**HOW TO COMPLETE THIS TASK:** Each entry has to be reproduced in full, exactly as given.

Collection entries
★ ★ ★ ★ ★

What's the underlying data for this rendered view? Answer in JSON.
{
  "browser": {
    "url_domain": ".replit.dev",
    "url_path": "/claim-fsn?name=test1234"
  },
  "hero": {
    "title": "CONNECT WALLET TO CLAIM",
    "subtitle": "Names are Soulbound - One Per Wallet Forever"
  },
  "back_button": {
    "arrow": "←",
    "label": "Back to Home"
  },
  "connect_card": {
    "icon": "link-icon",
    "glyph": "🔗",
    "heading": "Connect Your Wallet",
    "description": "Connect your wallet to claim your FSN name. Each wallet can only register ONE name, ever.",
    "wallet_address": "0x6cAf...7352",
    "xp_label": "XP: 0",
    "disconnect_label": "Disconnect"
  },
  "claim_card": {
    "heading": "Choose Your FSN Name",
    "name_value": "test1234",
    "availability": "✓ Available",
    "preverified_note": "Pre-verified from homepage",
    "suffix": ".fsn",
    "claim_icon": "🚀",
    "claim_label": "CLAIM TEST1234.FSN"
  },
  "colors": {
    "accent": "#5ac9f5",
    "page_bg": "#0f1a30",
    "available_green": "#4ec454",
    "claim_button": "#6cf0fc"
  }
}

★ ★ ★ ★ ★

**TASK RESPONSE:**
What's the underlying data for this rendered view? Answer in JSON.
{
  "browser": {
    "url_domain": ".replit.dev",
    "url_path": "/claim-fsn?name=test1234"
  },
  "hero": {
    "title": "CONNECT WALLET TO CLAIM",
    "subtitle": "Names are Soulbound - One Per Wallet Forever"
  },
  "back_button": {
    "arrow": "←",
    "label": "Back to Home"
  },
  "connect_card": {
    "icon": "link-icon",
    "glyph": "🔗",
    "heading": "Connect Your Wallet",
    "description": "Connect your wallet to claim your FSN name. Each wallet can only register ONE name, ever.",
    "wallet_address": "0x6cAf...7352",
    "xp_label": "XP: 0",
    "disconnect_label": "Disconnect"
  },
  "claim_card": {
    "heading": "Choose Your FSN Name",
    "name_value": "test1234",
    "availability": "✓ Available",
    "preverified_note": "Pre-verified from homepage",
    "suffix": ".fsn",
    "claim_icon": "🚀",
    "claim_label": "CLAIM TEST1234.FSN"
  },
  "colors": {
    "accent": "#5ac9f5",
    "page_bg": "#0f1a30",
    "available_green": "#4ec454",
    "claim_button": "#6cf0fc"
  }
}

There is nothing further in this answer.